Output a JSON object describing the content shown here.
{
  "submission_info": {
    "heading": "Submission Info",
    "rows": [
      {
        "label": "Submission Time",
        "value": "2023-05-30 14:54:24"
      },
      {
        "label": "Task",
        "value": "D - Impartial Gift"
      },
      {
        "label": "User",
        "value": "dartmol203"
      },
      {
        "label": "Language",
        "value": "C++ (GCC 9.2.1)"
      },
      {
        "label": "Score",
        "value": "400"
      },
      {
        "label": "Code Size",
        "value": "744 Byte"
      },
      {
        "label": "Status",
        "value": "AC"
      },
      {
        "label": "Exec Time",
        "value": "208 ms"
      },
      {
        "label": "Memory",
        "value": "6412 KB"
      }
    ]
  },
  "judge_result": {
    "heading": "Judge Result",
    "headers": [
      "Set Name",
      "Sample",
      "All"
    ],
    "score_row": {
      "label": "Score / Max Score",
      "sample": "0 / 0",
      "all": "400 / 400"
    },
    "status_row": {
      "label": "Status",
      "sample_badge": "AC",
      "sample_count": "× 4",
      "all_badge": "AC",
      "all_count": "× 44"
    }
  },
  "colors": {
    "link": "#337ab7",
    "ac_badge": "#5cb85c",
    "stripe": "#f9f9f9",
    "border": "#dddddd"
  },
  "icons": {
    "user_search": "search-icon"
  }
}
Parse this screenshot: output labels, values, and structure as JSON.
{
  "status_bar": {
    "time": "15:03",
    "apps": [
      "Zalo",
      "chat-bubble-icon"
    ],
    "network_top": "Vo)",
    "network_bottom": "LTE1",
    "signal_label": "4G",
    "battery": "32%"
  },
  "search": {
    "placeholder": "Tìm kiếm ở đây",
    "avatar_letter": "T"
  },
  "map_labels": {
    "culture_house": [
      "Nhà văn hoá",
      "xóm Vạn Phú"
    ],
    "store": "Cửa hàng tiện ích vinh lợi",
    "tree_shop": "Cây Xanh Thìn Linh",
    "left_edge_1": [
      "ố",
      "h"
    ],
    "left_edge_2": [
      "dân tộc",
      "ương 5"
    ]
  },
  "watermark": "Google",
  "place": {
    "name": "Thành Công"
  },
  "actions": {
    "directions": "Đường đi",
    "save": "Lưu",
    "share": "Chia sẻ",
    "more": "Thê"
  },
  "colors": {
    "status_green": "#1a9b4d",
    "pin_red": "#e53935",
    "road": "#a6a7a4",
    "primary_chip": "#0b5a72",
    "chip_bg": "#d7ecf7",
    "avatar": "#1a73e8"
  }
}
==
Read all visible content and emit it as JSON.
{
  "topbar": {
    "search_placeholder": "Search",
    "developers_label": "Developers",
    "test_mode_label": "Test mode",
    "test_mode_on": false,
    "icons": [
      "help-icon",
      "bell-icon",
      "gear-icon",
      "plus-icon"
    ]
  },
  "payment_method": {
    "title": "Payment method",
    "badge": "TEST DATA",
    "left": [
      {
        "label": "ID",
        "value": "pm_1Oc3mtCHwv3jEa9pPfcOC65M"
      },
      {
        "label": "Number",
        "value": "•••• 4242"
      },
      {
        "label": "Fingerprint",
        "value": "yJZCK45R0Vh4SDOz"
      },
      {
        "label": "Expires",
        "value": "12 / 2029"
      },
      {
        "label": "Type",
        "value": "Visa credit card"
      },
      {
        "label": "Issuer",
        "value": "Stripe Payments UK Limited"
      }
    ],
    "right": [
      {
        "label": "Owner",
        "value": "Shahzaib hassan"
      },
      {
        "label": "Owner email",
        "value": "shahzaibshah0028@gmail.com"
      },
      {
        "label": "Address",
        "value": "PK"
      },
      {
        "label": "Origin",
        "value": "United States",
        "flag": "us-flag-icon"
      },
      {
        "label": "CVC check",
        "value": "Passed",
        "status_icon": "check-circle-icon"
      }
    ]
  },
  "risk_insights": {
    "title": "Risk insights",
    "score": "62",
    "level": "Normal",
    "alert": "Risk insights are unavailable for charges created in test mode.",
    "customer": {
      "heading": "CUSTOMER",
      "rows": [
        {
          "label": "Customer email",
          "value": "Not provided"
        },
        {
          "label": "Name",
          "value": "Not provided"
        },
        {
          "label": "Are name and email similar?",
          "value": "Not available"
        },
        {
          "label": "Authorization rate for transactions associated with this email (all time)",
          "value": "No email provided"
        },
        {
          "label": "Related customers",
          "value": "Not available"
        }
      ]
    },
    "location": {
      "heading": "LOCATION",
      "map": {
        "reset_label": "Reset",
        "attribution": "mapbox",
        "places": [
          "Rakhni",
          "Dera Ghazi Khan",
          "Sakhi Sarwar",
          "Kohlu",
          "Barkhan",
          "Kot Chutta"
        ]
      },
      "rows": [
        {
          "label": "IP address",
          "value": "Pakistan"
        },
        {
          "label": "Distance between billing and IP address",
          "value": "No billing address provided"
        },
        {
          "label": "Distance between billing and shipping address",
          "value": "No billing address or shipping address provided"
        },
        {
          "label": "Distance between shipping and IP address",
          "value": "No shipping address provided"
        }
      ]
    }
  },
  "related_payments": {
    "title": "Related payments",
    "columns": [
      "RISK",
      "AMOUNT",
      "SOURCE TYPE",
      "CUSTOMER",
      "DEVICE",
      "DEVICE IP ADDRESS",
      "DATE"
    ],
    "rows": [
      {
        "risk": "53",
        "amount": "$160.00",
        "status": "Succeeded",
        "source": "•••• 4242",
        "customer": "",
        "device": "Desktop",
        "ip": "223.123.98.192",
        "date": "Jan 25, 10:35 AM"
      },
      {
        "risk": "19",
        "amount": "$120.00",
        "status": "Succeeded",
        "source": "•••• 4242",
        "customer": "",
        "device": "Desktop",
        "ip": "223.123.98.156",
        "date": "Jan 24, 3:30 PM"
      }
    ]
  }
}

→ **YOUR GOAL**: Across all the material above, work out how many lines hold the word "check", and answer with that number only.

→ **EXERCISE OUTPUT**: 2